WHAT YOU ARE ASKED TO DO: Filter by the string "since": return the lines of the material that contain it.

GIVEN RECORDS Start Marker

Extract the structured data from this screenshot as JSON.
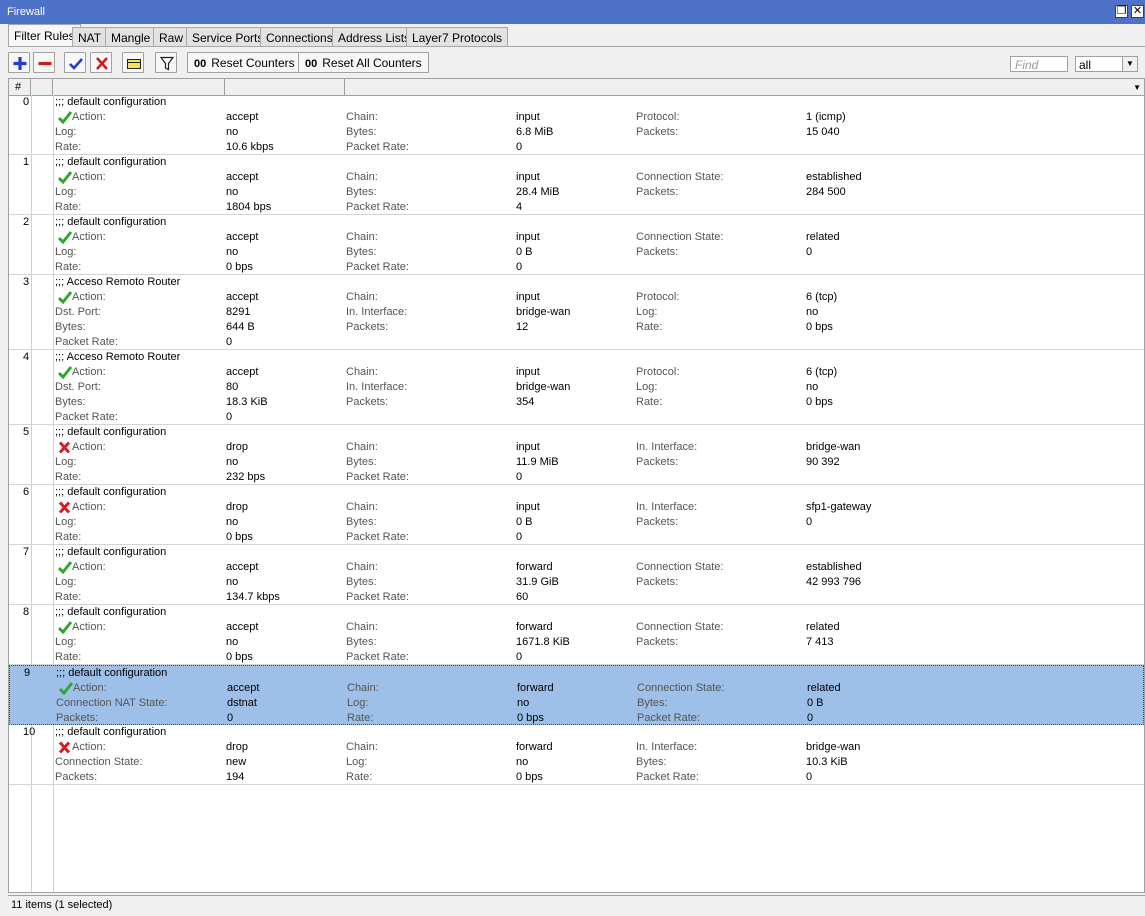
{
  "window": {
    "title": "Firewall"
  },
  "tabs": [
    "Filter Rules",
    "NAT",
    "Mangle",
    "Raw",
    "Service Ports",
    "Connections",
    "Address Lists",
    "Layer7 Protocols"
  ],
  "toolbar": {
    "reset_counters": "Reset Counters",
    "reset_all_counters": "Reset All Counters",
    "counter_glyph": "00",
    "find_placeholder": "Find",
    "filter_value": "all"
  },
  "grid": {
    "header_hash": "#"
  },
  "rules": [
    {
      "num": "0",
      "comment": ";;; default configuration",
      "action_icon": "accept-check-icon",
      "rows": [
        [
          "Action:",
          "accept",
          "Chain:",
          "input",
          "Protocol:",
          "1 (icmp)"
        ],
        [
          "Log:",
          "no",
          "Bytes:",
          "6.8 MiB",
          "Packets:",
          "15 040"
        ],
        [
          "Rate:",
          "10.6 kbps",
          "Packet Rate:",
          "0",
          "",
          ""
        ]
      ]
    },
    {
      "num": "1",
      "comment": ";;; default configuration",
      "action_icon": "accept-check-icon",
      "rows": [
        [
          "Action:",
          "accept",
          "Chain:",
          "input",
          "Connection State:",
          "established"
        ],
        [
          "Log:",
          "no",
          "Bytes:",
          "28.4 MiB",
          "Packets:",
          "284 500"
        ],
        [
          "Rate:",
          "1804 bps",
          "Packet Rate:",
          "4",
          "",
          ""
        ]
      ]
    },
    {
      "num": "2",
      "comment": ";;; default configuration",
      "action_icon": "accept-check-icon",
      "rows": [
        [
          "Action:",
          "accept",
          "Chain:",
          "input",
          "Connection State:",
          "related"
        ],
        [
          "Log:",
          "no",
          "Bytes:",
          "0 B",
          "Packets:",
          "0"
        ],
        [
          "Rate:",
          "0 bps",
          "Packet Rate:",
          "0",
          "",
          ""
        ]
      ]
    },
    {
      "num": "3",
      "comment": ";;; Acceso Remoto Router",
      "action_icon": "accept-check-icon",
      "rows": [
        [
          "Action:",
          "accept",
          "Chain:",
          "input",
          "Protocol:",
          "6 (tcp)"
        ],
        [
          "Dst. Port:",
          "8291",
          "In. Interface:",
          "bridge-wan",
          "Log:",
          "no"
        ],
        [
          "Bytes:",
          "644 B",
          "Packets:",
          "12",
          "Rate:",
          "0 bps"
        ],
        [
          "Packet Rate:",
          "0",
          "",
          "",
          "",
          ""
        ]
      ]
    },
    {
      "num": "4",
      "comment": ";;; Acceso Remoto Router",
      "action_icon": "accept-check-icon",
      "rows": [
        [
          "Action:",
          "accept",
          "Chain:",
          "input",
          "Protocol:",
          "6 (tcp)"
        ],
        [
          "Dst. Port:",
          "80",
          "In. Interface:",
          "bridge-wan",
          "Log:",
          "no"
        ],
        [
          "Bytes:",
          "18.3 KiB",
          "Packets:",
          "354",
          "Rate:",
          "0 bps"
        ],
        [
          "Packet Rate:",
          "0",
          "",
          "",
          "",
          ""
        ]
      ]
    },
    {
      "num": "5",
      "comment": ";;; default configuration",
      "action_icon": "drop-x-icon",
      "rows": [
        [
          "Action:",
          "drop",
          "Chain:",
          "input",
          "In. Interface:",
          "bridge-wan"
        ],
        [
          "Log:",
          "no",
          "Bytes:",
          "11.9 MiB",
          "Packets:",
          "90 392"
        ],
        [
          "Rate:",
          "232 bps",
          "Packet Rate:",
          "0",
          "",
          ""
        ]
      ]
    },
    {
      "num": "6",
      "comment": ";;; default configuration",
      "action_icon": "drop-x-icon",
      "rows": [
        [
          "Action:",
          "drop",
          "Chain:",
          "input",
          "In. Interface:",
          "sfp1-gateway"
        ],
        [
          "Log:",
          "no",
          "Bytes:",
          "0 B",
          "Packets:",
          "0"
        ],
        [
          "Rate:",
          "0 bps",
          "Packet Rate:",
          "0",
          "",
          ""
        ]
      ]
    },
    {
      "num": "7",
      "comment": ";;; default configuration",
      "action_icon": "accept-check-icon",
      "rows": [
        [
          "Action:",
          "accept",
          "Chain:",
          "forward",
          "Connection State:",
          "established"
        ],
        [
          "Log:",
          "no",
          "Bytes:",
          "31.9 GiB",
          "Packets:",
          "42 993 796"
        ],
        [
          "Rate:",
          "134.7 kbps",
          "Packet Rate:",
          "60",
          "",
          ""
        ]
      ]
    },
    {
      "num": "8",
      "comment": ";;; default configuration",
      "action_icon": "accept-check-icon",
      "rows": [
        [
          "Action:",
          "accept",
          "Chain:",
          "forward",
          "Connection State:",
          "related"
        ],
        [
          "Log:",
          "no",
          "Bytes:",
          "1671.8 KiB",
          "Packets:",
          "7 413"
        ],
        [
          "Rate:",
          "0 bps",
          "Packet Rate:",
          "0",
          "",
          ""
        ]
      ]
    },
    {
      "num": "9",
      "comment": ";;; default configuration",
      "action_icon": "accept-check-icon",
      "selected": true,
      "rows": [
        [
          "Action:",
          "accept",
          "Chain:",
          "forward",
          "Connection State:",
          "related"
        ],
        [
          "Connection NAT State:",
          "dstnat",
          "Log:",
          "no",
          "Bytes:",
          "0 B"
        ],
        [
          "Packets:",
          "0",
          "Rate:",
          "0 bps",
          "Packet Rate:",
          "0"
        ]
      ]
    },
    {
      "num": "10",
      "comment": ";;; default configuration",
      "action_icon": "drop-x-icon",
      "rows": [
        [
          "Action:",
          "drop",
          "Chain:",
          "forward",
          "In. Interface:",
          "bridge-wan"
        ],
        [
          "Connection State:",
          "new",
          "Log:",
          "no",
          "Bytes:",
          "10.3 KiB"
        ],
        [
          "Packets:",
          "194",
          "Rate:",
          "0 bps",
          "Packet Rate:",
          "0"
        ]
      ]
    }
  ],
  "status": {
    "text": "11 items (1 selected)"
  },
  "colors": {
    "titlebar": "#4f72c9",
    "selected_row": "#9dbfe8",
    "accept": "#2ea82e",
    "drop": "#d81e1e"
  }
}
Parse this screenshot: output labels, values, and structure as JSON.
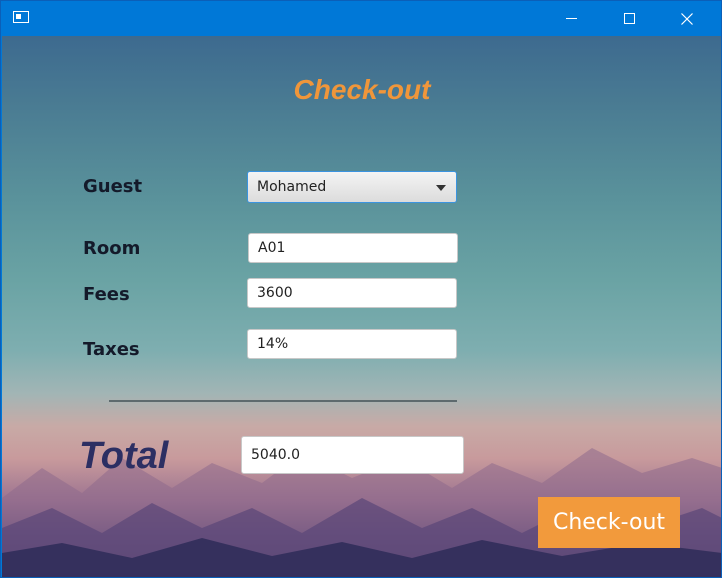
{
  "window": {
    "icon": "app-window-icon",
    "controls": {
      "minimize": "minimize-icon",
      "maximize": "maximize-icon",
      "close": "close-icon"
    }
  },
  "form": {
    "title": "Check-out",
    "guest": {
      "label": "Guest",
      "value": "Mohamed"
    },
    "room": {
      "label": "Room",
      "value": "A01"
    },
    "fees": {
      "label": "Fees",
      "value": "3600"
    },
    "taxes": {
      "label": "Taxes",
      "value": "14%"
    },
    "total": {
      "label": "Total",
      "value": "5040.0"
    },
    "checkout_button": "Check-out"
  },
  "colors": {
    "titlebar": "#0078d7",
    "title": "#f0963a",
    "button": "#f29a3c",
    "total_label": "#2c2f63"
  }
}
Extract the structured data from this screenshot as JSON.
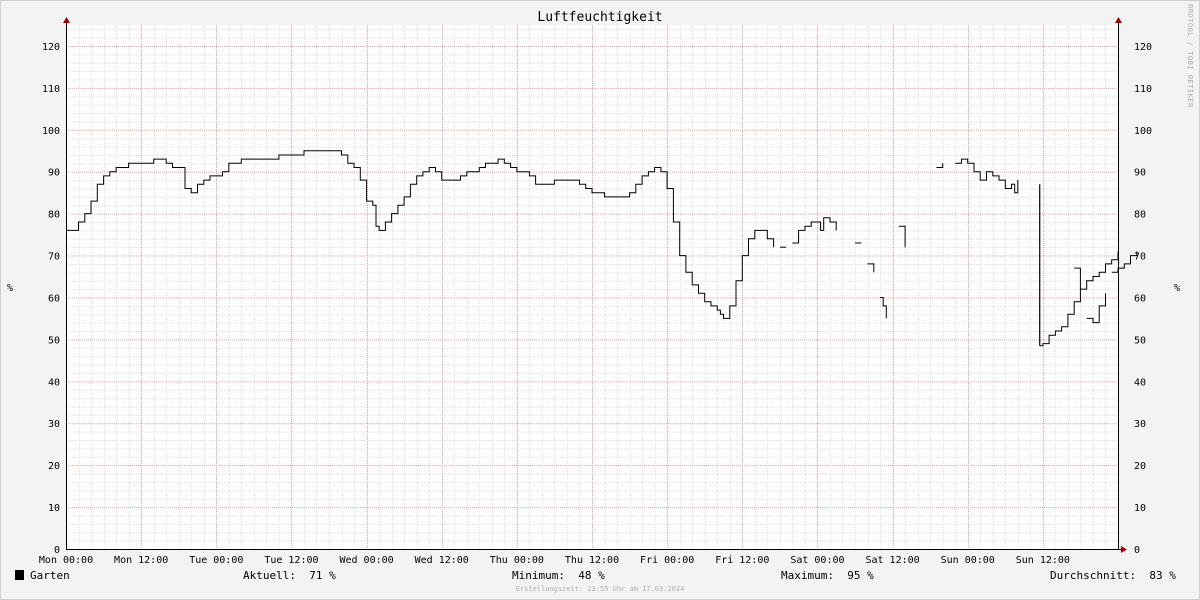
{
  "chart_data": {
    "type": "line",
    "title": "Luftfeuchtigkeit",
    "ylabel": "%",
    "ylim": [
      0,
      125
    ],
    "y_ticks": [
      0,
      10,
      20,
      30,
      40,
      50,
      60,
      70,
      80,
      90,
      100,
      110,
      120
    ],
    "x_ticks": [
      "Mon 00:00",
      "Mon 12:00",
      "Tue 00:00",
      "Tue 12:00",
      "Wed 00:00",
      "Wed 12:00",
      "Thu 00:00",
      "Thu 12:00",
      "Fri 00:00",
      "Fri 12:00",
      "Sat 00:00",
      "Sat 12:00",
      "Sun 00:00",
      "Sun 12:00"
    ],
    "x_unit": "hours since Mon 00:00",
    "xlim": [
      0,
      168
    ],
    "grid": true,
    "line_color": "#000000",
    "series": [
      {
        "name": "Garten",
        "segments": [
          [
            [
              0,
              76
            ],
            [
              1,
              76
            ],
            [
              2,
              78
            ],
            [
              3,
              80
            ],
            [
              4,
              83
            ],
            [
              5,
              87
            ],
            [
              6,
              89
            ],
            [
              7,
              90
            ],
            [
              8,
              91
            ],
            [
              9,
              91
            ],
            [
              10,
              92
            ],
            [
              12,
              92
            ],
            [
              13,
              92
            ],
            [
              14,
              93
            ],
            [
              15,
              93
            ],
            [
              16,
              92
            ],
            [
              17,
              91
            ],
            [
              18,
              91
            ],
            [
              19,
              86
            ],
            [
              20,
              85
            ],
            [
              21,
              87
            ],
            [
              22,
              88
            ],
            [
              23,
              89
            ],
            [
              24,
              89
            ],
            [
              25,
              90
            ],
            [
              26,
              92
            ],
            [
              28,
              93
            ],
            [
              31,
              93
            ],
            [
              33,
              93
            ],
            [
              34,
              94
            ],
            [
              36,
              94
            ],
            [
              38,
              95
            ],
            [
              41,
              95
            ],
            [
              43,
              95
            ],
            [
              44,
              94
            ],
            [
              45,
              92
            ],
            [
              46,
              91
            ],
            [
              47,
              88
            ],
            [
              48,
              83
            ],
            [
              49,
              82
            ],
            [
              49.5,
              77
            ],
            [
              50,
              76
            ],
            [
              51,
              78
            ],
            [
              52,
              80
            ],
            [
              53,
              82
            ],
            [
              54,
              84
            ],
            [
              55,
              87
            ],
            [
              56,
              89
            ],
            [
              57,
              90
            ],
            [
              58,
              91
            ],
            [
              59,
              90
            ],
            [
              60,
              88
            ],
            [
              62,
              88
            ],
            [
              63,
              89
            ],
            [
              64,
              90
            ],
            [
              66,
              91
            ],
            [
              67,
              92
            ],
            [
              69,
              93
            ],
            [
              70,
              92
            ],
            [
              71,
              91
            ],
            [
              72,
              90
            ],
            [
              73,
              90
            ],
            [
              74,
              89
            ],
            [
              75,
              87
            ],
            [
              76,
              87
            ],
            [
              77,
              87
            ],
            [
              78,
              88
            ],
            [
              80,
              88
            ],
            [
              81,
              88
            ],
            [
              82,
              87
            ],
            [
              83,
              86
            ],
            [
              84,
              85
            ],
            [
              86,
              84
            ],
            [
              87,
              84
            ],
            [
              88,
              84
            ],
            [
              89,
              84
            ],
            [
              90,
              85
            ],
            [
              91,
              87
            ],
            [
              92,
              89
            ],
            [
              93,
              90
            ],
            [
              94,
              91
            ],
            [
              95,
              90
            ],
            [
              96,
              86
            ],
            [
              97,
              78
            ],
            [
              98,
              70
            ],
            [
              99,
              66
            ],
            [
              100,
              63
            ],
            [
              101,
              61
            ],
            [
              102,
              59
            ],
            [
              103,
              58
            ],
            [
              104,
              57
            ],
            [
              104.5,
              56
            ],
            [
              105,
              55
            ],
            [
              106,
              58
            ],
            [
              107,
              64
            ],
            [
              108,
              70
            ],
            [
              109,
              74
            ],
            [
              110,
              76
            ],
            [
              111,
              76
            ],
            [
              112,
              74
            ],
            [
              113,
              72
            ]
          ],
          [
            [
              114,
              72
            ],
            [
              115,
              72
            ]
          ],
          [
            [
              116,
              73
            ],
            [
              117,
              76
            ],
            [
              118,
              77
            ],
            [
              119,
              78
            ],
            [
              120,
              78
            ],
            [
              120.5,
              76
            ],
            [
              121,
              79
            ],
            [
              122,
              78
            ],
            [
              123,
              76
            ]
          ],
          [
            [
              126,
              73
            ],
            [
              127,
              73
            ]
          ],
          [
            [
              128,
              68
            ],
            [
              129,
              66
            ]
          ],
          [
            [
              130,
              60
            ],
            [
              130.5,
              58
            ],
            [
              131,
              55
            ]
          ],
          [
            [
              133,
              77
            ],
            [
              134,
              72
            ]
          ],
          [
            [
              139,
              91
            ],
            [
              140,
              92
            ]
          ],
          [
            [
              142,
              92
            ],
            [
              143,
              93
            ],
            [
              144,
              92
            ],
            [
              145,
              90
            ],
            [
              146,
              88
            ],
            [
              147,
              90
            ],
            [
              148,
              89
            ],
            [
              149,
              88
            ],
            [
              150,
              86
            ],
            [
              151,
              87
            ],
            [
              151.5,
              85
            ],
            [
              152,
              88
            ]
          ],
          [
            [
              161,
              67
            ],
            [
              162,
              62
            ]
          ],
          [
            [
              163,
              55
            ],
            [
              164,
              54
            ],
            [
              165,
              58
            ],
            [
              166,
              61
            ]
          ],
          [
            [
              167,
              66
            ],
            [
              168,
              67
            ],
            [
              169,
              68
            ],
            [
              170,
              70
            ],
            [
              171,
              71
            ]
          ]
        ]
      }
    ]
  },
  "legend": {
    "label": "Garten",
    "aktuell": "Aktuell:  71 %",
    "minimum": "Minimum:  48 %",
    "maximum": "Maximum:  95 %",
    "durchschnitt": "Durchschnitt:  83 %"
  },
  "footer": "Erstellungszeit: 23:55 Uhr am 17.03.2024",
  "watermark": "RRDTOOL / TOBI OETIKER"
}
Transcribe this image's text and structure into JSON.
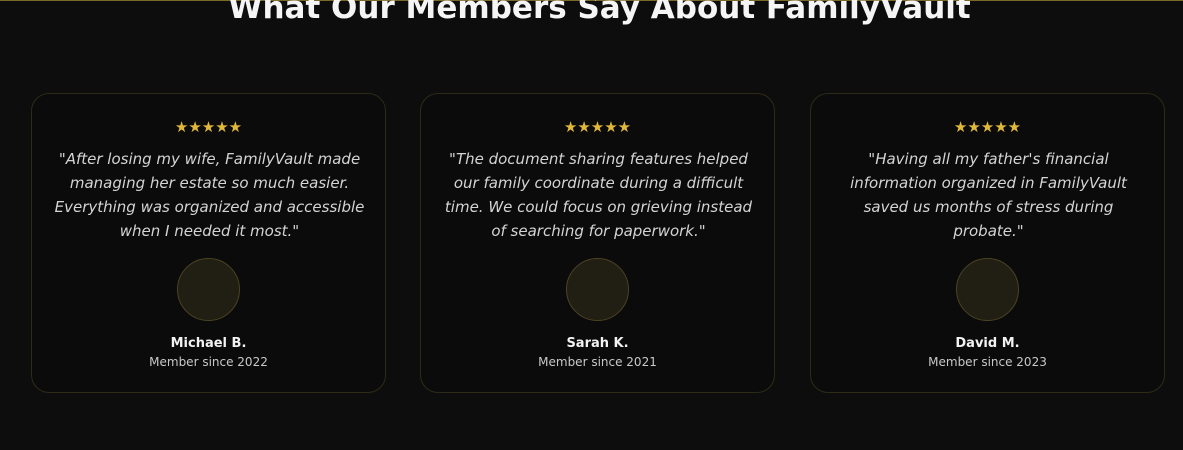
{
  "section": {
    "title": "What Our Members Say About FamilyVault"
  },
  "colors": {
    "background": "#0d0d0d",
    "accent_gold": "#e0b83c",
    "card_border": "#2e2a18"
  },
  "testimonials": [
    {
      "rating": 5,
      "stars": "★★★★★",
      "quote": "\"After losing my wife, FamilyVault made managing her estate so much easier. Everything was organized and accessible when I needed it most.\"",
      "name": "Michael B.",
      "member_since": "Member since 2022"
    },
    {
      "rating": 5,
      "stars": "★★★★★",
      "quote": "\"The document sharing features helped our family coordinate during a difficult time. We could focus on grieving instead of searching for paperwork.\"",
      "name": "Sarah K.",
      "member_since": "Member since 2021"
    },
    {
      "rating": 5,
      "stars": "★★★★★",
      "quote": "\"Having all my father's financial information organized in FamilyVault saved us months of stress during probate.\"",
      "name": "David M.",
      "member_since": "Member since 2023"
    }
  ]
}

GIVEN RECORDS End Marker

WORKED SOLUTION:
    "x_unit": "hours since Mon 00:00",
      "member_since": "Member since 2022"
      "member_since": "Member since 2021"
      "member_since": "Member since 2023"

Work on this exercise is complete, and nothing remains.